> **SUPPLIED RECORDS**:

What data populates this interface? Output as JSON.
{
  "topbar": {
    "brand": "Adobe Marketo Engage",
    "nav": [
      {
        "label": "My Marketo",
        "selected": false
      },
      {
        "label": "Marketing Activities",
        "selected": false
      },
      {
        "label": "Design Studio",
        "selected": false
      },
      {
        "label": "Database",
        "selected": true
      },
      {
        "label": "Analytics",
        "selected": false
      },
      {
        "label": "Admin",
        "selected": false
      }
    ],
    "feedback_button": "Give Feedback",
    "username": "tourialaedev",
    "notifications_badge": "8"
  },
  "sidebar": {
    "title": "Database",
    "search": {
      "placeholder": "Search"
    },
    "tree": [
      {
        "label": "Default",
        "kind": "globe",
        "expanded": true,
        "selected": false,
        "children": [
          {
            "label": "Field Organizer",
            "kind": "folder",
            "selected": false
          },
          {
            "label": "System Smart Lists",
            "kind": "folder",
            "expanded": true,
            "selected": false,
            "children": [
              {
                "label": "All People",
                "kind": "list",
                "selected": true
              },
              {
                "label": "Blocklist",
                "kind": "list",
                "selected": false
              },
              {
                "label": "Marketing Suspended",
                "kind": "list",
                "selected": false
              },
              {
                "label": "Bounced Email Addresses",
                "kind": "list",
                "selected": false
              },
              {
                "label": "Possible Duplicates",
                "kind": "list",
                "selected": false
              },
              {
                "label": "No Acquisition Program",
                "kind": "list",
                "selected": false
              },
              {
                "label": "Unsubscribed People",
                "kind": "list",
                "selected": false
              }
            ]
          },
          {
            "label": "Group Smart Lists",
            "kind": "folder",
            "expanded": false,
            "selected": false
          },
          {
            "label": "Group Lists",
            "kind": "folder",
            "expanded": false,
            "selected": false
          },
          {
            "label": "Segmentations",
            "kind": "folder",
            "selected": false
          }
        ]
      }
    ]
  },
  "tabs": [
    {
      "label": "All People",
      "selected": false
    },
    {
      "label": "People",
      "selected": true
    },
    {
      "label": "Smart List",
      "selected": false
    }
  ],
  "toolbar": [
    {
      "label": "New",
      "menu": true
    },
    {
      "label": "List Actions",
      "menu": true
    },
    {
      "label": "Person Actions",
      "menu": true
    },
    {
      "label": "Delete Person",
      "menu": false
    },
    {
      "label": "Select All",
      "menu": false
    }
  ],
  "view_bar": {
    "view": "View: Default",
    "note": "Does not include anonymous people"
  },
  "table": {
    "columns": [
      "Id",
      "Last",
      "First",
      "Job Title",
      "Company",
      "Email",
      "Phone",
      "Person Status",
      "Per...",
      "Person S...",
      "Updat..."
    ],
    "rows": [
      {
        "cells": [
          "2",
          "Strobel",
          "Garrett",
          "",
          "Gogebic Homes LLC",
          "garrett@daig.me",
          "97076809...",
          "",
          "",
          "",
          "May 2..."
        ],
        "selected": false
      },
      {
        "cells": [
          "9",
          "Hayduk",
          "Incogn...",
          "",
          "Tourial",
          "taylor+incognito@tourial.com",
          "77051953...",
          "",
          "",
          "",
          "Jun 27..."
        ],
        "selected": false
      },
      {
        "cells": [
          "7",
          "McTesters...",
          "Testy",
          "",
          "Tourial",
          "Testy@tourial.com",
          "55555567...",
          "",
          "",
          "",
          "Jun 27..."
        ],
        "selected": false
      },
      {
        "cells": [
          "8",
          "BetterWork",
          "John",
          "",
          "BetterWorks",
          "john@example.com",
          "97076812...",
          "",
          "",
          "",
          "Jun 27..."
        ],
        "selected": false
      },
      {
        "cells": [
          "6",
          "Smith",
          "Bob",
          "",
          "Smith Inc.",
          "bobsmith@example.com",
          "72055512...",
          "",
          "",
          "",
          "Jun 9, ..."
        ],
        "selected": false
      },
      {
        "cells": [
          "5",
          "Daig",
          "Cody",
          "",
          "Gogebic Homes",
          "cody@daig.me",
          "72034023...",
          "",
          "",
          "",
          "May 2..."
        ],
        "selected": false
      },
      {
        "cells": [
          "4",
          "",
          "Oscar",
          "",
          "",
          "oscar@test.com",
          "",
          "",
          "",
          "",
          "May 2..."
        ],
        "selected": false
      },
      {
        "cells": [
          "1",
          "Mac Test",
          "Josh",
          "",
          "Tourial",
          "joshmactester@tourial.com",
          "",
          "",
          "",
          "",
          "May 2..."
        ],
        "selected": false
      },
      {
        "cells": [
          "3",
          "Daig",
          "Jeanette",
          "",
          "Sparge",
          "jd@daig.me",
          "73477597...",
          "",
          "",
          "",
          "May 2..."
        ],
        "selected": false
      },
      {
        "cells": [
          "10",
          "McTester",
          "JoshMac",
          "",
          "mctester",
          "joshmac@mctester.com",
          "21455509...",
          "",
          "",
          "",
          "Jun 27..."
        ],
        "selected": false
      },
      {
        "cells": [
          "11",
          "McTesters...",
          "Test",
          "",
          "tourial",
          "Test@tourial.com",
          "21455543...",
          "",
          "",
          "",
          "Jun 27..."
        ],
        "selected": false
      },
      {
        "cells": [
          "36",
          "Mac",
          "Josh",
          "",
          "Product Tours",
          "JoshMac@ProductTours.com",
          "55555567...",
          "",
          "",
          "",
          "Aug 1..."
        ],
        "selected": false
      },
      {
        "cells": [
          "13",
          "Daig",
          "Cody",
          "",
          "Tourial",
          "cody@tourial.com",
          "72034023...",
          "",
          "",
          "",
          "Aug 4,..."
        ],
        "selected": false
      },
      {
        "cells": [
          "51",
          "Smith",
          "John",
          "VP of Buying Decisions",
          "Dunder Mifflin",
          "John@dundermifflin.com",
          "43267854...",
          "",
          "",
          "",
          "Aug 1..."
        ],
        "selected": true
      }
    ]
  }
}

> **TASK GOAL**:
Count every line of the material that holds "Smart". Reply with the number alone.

> **SOLUTION FOR THIS EXERCISE**:
3